Part 1 of this post summarized three diagnoses: Intellectual Disability (ID), Autism spectrum disorder (ASD), and Global developmental delay (GDD). Here, we discuss some of the similarities and differences between them, and how clinicians decide whether a child should be diagnosed with one, the other, or both.
It is important to note that a significant proportion of individuals with ASD have co-occurring GDD/ID (prevalence rates vary from 30 to 80 percent). Therefore, clinicians should consider whether a child with ASD may have co-occurring ID.
When I see children in our clinic, I try to separate ASD and ID/GDD by considering the child’s “mental age” (eg, their mental age equivalent based on cognitive abilities, and adaptive skills), and then look at their social-communication skills through that lens. Standardized cognitive tests and adaptive skills questionnaires have “age equivalence tables” which help clinicians understand the “age equivalent” for a given child’s performance.
As an example (note: this is a fictional scenario not based on any one person), let’s say I see a 6-year-old child named Chris. Chris’ IQ falls below 70, and the standardized test manual notes that his performance is equivalent to that of a 3.5-year-old child. Parent questionnaires about his adaptive skills show a similar pattern—his adaptive skills are around the 3-year-old level. This information leads me to believe that he likely has ID.
However, his parents are concerned about possible ASD since his social-communicative skills are delayed and he displays some unusual interests and body movements. Based on this information, I should look at Chris’ social-communicative skills from a 3-3.5-year-old lens when considering whether he might meet the diagnostic criteria for ASD. That is, I should expect his social-communicative skills to look like those of a 3-3.5-year-old since that is his approximate “mental age.”

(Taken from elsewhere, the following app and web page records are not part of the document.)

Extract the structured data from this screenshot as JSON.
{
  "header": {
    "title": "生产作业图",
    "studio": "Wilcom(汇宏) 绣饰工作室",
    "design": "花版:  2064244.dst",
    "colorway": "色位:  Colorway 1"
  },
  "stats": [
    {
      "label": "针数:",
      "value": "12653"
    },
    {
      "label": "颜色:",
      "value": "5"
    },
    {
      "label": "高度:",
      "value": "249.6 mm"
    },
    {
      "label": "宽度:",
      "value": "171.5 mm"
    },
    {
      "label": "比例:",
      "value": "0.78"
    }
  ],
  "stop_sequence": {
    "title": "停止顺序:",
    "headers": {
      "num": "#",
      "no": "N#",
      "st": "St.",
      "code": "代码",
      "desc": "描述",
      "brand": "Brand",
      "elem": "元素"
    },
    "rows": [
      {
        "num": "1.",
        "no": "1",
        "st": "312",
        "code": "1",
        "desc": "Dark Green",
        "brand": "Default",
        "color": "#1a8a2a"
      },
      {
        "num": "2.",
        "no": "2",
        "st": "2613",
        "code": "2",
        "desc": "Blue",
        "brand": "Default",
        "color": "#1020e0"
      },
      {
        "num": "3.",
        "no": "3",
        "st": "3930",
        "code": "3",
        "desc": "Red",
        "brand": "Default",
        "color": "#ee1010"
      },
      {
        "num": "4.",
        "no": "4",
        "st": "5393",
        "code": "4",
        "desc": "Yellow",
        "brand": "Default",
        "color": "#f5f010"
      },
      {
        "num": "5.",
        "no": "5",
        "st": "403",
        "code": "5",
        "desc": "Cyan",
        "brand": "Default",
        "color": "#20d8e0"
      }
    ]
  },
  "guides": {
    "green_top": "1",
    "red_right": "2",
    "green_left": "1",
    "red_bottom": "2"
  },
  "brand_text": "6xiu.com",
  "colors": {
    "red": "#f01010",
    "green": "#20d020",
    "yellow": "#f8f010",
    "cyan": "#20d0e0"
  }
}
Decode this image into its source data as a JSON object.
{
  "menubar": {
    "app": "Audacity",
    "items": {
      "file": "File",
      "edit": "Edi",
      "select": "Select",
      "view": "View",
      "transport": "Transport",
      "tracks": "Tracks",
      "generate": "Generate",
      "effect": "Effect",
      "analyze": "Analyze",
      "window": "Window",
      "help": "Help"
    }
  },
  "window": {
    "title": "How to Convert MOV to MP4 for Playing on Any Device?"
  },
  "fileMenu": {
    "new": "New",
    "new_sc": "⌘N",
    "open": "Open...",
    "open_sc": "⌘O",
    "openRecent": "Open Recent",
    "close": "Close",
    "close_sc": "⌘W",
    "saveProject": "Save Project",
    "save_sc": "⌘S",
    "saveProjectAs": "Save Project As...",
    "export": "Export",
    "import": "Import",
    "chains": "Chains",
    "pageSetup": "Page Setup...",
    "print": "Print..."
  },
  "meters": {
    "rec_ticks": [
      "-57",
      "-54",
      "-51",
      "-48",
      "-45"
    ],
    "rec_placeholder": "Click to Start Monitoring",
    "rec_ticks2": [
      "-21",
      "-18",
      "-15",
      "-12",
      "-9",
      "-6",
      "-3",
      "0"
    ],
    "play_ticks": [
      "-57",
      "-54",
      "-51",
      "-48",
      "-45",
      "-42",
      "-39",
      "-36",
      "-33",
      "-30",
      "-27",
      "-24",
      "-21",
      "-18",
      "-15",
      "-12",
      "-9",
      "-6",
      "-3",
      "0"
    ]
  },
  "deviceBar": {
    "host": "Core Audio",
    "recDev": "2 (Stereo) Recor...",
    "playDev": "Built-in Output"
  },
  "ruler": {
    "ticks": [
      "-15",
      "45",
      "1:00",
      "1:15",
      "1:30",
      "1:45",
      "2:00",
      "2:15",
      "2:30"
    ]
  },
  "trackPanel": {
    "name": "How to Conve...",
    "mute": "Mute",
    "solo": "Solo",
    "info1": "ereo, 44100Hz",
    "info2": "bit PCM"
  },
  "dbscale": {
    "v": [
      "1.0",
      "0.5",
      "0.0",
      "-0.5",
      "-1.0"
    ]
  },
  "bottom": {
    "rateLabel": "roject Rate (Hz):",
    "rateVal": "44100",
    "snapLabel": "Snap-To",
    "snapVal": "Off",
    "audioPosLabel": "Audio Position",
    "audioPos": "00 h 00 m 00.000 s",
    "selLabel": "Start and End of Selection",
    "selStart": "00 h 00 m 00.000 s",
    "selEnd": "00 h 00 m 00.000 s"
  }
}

Most 3 to 4-year-old children can talk about past and future events, request, give information when asked, and initiate conversations. However, they are less able to display skills expected from a 6-year-old, including the use of metaphors/sarcasm/non-literal language, displaying a wider range of feelings, and understanding the needs of the listener in conversations. Chris’s social-communicative skills are likely delayed compared to his chronological age due to his ID. It is my job, therefore, to determine whether his social-communicative skills are delayed compared to his mental age (eg, if they are below what would be expected for a 3-3.5-year-old child) or not.
If his social-communicative skills are approximately what would be expected for a 3-3.5-year-old child, I am unlikely to diagnose Chris with ASD, and would only diagnose him with ID. Similarly, if his interests are unusual or immature for a 6-year-old, but are normative for a 3-3.5-year-old, that aligns with my expectations given his ID. Further, although it is uncommon for a 6-year-old to display repetitive body movements (eg, clapping, jumping, and spinning when excited), those behaviors are more common in a 3-3.5-year-old.
If, however, Chris’ social-communicative skills were significantly below what would be expected for a 3-3.5-year-old child (eg, his speech was limited and/or repetitive) and he was displaying restricted and/or repetitive interests (eg, if he was only lining up blocks rather than playing with them), I would be more likely to diagnose him with both ID and ASD.
It is important to remember the following when considering whether a child has ASD, ID/GDD, or both:
- Children with ID/GDD will generally have delayed social communicative skills. ID/GDD is defined (in part) by delays in multiple areas of intellectual and adaptive functioning, which includes social skills. Therefore, clinicians should not automatically assume a child has ASD and ID simply because the child has delayed social communication skills.
- Keeping a child’s “mental age” in mind is important, as it has implications for how to interpret specific behaviors. For example, toddlers and young children often jump up and down and clap their hands repeatedly when they are excited, or insist on specific routines or rituals for bedtime/bath time. Those behaviors are not considered “restricted and/or repetitive” at such a young age and would not necessarily be interpreted as signs of ASD. However, as children get older, those behaviors are less common and may be interpreted as “red flags” for ASD due to their restricted and/or repetitive nature. Therefore, if a clinician is evaluating an 8-year-old child whose mental age is closer to 3 years old, the clinician should interpret behaviors according to age expectations for a 3-year-old.
- A substantial proportion of children with ASD have co-occurring ID, but clinicians need to make sure that they are considering all of the above before assigning this dual diagnosis.